Kleenex tissuesThe customers on his newspaper route can count on him. At a time when every community needs people to step up and help the people who need it the most, he delivers.

Handing out … lettuce leaves

Peter Darmos is a lawyer and businessman who lives in Melbourne, Australia, though he emigrated there from Greece as a child.  One day last week, Mr. Darmos happened to pass by the unemployment office, CentreLink, and saw a long line of people waiting to get in to file their claims. centrelinkHe said it made him feel sick to his stomach, and he had to do what he could.  He stopped and gave each of the people waiting in line $100 “to put some bread on the table for their family.”  In all, Mr. Darmos disbursed some $10,000.  He wished to remain anonymous, but somehow that didn’t happen.  He says he’s hoping that others who have the means will follow suit …


box of tissues“I came here as a six-year-old from a village in Greece and this country has been good to me. We can all hit the Centrelink offices across the country in 30 seconds today and hand out a lettuce leaf to each person in need so they can put some food on the table for their families.”


What’s in the envelope?

Skylar Reeves, who owns Rosa’s Pizzeria in Prescott, Arizona, was loading orders for delivery and curbside pickup Tuesday when the woman approached him, handed him the envelope, and then left.  Reeves opened the envelope to find $2,000 in cash and an unsigned note …

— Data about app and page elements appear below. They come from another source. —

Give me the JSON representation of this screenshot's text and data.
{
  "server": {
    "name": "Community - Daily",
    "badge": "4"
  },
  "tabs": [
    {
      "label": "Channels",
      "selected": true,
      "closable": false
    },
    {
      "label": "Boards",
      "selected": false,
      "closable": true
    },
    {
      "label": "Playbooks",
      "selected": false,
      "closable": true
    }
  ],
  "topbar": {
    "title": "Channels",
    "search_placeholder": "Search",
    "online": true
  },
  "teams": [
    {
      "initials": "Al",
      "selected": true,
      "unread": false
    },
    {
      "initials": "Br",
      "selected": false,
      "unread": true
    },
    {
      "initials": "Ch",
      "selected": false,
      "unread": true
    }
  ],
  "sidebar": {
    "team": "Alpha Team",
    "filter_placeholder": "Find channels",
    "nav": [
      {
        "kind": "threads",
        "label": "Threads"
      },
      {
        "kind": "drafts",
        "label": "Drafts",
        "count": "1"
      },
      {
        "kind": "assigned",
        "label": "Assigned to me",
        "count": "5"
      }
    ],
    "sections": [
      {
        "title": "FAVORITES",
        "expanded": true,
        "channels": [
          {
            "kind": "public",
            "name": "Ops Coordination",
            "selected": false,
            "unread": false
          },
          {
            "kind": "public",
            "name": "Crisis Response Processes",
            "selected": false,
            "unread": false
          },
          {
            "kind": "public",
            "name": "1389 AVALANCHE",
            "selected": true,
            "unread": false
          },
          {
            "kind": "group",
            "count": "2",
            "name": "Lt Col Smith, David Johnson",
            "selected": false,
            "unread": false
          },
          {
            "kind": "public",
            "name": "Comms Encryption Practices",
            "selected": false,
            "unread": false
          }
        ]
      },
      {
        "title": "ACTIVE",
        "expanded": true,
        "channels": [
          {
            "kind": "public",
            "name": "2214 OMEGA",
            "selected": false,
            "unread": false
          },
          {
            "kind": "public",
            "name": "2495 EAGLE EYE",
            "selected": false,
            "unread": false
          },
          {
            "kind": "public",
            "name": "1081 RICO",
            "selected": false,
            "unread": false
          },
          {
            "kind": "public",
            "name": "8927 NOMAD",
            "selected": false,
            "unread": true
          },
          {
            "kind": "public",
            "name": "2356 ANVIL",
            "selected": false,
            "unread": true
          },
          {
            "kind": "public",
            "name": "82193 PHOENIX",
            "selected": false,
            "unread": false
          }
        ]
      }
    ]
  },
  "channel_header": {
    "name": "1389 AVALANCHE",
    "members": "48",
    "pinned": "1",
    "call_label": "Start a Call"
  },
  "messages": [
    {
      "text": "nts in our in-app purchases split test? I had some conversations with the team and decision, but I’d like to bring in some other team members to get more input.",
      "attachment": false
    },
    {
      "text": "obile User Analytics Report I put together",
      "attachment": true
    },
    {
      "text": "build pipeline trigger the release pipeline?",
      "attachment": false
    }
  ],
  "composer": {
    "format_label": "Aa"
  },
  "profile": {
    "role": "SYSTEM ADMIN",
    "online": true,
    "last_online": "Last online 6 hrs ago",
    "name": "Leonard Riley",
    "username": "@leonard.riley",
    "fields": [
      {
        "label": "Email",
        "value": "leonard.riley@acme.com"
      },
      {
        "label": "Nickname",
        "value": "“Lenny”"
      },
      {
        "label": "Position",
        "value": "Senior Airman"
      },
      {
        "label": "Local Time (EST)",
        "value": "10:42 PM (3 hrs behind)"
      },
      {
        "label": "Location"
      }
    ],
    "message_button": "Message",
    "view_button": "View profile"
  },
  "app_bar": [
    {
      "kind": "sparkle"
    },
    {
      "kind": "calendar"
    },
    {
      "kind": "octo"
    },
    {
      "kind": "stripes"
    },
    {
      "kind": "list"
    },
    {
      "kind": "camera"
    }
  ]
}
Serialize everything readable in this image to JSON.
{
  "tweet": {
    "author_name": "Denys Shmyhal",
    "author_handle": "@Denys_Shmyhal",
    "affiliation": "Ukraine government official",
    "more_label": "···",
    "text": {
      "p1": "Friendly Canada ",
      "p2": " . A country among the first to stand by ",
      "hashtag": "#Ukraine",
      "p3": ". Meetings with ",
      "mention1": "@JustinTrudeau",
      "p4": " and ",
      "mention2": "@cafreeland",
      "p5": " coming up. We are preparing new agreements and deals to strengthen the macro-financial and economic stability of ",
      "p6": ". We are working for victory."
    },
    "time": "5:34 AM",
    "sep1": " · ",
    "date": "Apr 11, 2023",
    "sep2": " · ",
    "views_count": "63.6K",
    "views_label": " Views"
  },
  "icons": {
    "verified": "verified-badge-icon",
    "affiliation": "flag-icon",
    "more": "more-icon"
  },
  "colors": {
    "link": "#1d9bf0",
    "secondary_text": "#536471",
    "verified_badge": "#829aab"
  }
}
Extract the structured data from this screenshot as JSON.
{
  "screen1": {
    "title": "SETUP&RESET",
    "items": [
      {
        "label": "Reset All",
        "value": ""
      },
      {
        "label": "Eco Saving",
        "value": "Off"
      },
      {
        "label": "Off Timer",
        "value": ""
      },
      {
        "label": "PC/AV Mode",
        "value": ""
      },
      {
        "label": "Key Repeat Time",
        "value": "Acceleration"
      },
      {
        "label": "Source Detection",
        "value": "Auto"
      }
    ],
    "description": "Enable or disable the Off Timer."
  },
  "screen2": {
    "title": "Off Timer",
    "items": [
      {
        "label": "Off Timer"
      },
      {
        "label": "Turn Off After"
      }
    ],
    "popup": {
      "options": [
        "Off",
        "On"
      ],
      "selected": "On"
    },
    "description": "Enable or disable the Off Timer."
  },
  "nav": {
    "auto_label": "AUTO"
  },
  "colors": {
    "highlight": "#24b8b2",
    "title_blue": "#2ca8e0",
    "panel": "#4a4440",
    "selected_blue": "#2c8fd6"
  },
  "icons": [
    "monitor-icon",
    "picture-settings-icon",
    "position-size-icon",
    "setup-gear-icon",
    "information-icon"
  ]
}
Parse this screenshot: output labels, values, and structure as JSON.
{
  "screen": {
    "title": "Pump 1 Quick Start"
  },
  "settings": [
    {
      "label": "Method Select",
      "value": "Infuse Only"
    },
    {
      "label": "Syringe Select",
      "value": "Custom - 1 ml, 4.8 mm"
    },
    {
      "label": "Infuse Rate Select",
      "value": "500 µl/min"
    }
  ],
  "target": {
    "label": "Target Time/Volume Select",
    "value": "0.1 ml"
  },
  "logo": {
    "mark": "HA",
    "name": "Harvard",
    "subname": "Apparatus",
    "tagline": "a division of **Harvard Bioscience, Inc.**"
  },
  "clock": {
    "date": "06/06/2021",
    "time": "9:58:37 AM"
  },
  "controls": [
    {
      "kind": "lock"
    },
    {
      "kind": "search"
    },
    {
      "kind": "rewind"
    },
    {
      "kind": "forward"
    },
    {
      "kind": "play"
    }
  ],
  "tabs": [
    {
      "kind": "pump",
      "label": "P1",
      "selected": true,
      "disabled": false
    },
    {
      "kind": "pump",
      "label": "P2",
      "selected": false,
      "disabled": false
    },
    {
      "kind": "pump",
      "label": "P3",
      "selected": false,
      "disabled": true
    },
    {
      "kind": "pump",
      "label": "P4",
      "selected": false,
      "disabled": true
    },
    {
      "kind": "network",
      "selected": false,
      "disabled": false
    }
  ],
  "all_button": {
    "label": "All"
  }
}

“Hi there, As a neighbor and lover of Rosa’s, please accept the enclosed and use it as you see fit for your staff.”

Kleenex tissuesReeves said he was overcome with emotion, as he already has been forced to consolidate his three restaurants, pause his catering company and stop construction on his newest restaurant set to open next month. He also laid off nearly half of his 100-person staff, many of whom are friends, due to the virus.

With the money from the anonymous Good Samaritan, Reeves is asking his employees to bring him the bill that stresses them the most, and he’ll pay those bills with the envelope cash and his own money.

The Rocket Man delivers …

Elton John was in the middle of his Farewell Yellow Brick Road Tour when the coronavirus called a halt to it.  But, not one to let an opportunity pass him by, Elton is instead planning a televised benefit concert to support and pay tribute to medical staff in America who are on the frontlines battling Coronavirus.Elton-2The commercial-free hour-long special, dubbed “Fox Presents the iHeart Living Room Concert for America,” will air at 6 p.m. PST (9 p.m. EST) on FOX on Sunday, March 29 and will also be broadcast on iHeartMedia radio stations as well.

Singer-songwriters including Alicia Keys, the Backstreet Boys, Billie Eilish, Green Day’s Billie Joe Armstrong, Mariah Carey and Tim McGraw will also make appearances from their homes and be included via clips filmed with their personal cell phones, camera and audio equipment, a release from Fox revealed.

Viewers will be able to make donations during the show, which will go to Feeding America and First Responders Children’s Foundation.

You all know I don’t watch much television at all, and have never seen the show called The Office, though of course I have heard of it (I think).  One of the stars of that show is named John Krasinski, and he has started a ‘good news’ show on YouTube that I thought was a terrific idea!John-KrasinskiLast week, Krasinski took to Twitter and asked the world to send him any stories that made them feel good or smile.

“For years now I’ve been wondering why is there not a news show dedicated entirely to good news?”

So, he launched “Some Good News” (SGN) on YouTube to share all the heartwarming stories posted in the comments of his Twitter post.

These are challenging times in more ways than one for most all of us on the planet.  I find it particularly heartwarming to see people finding ways to help others, even though they have their own troubles.  We are, after all, all in this together.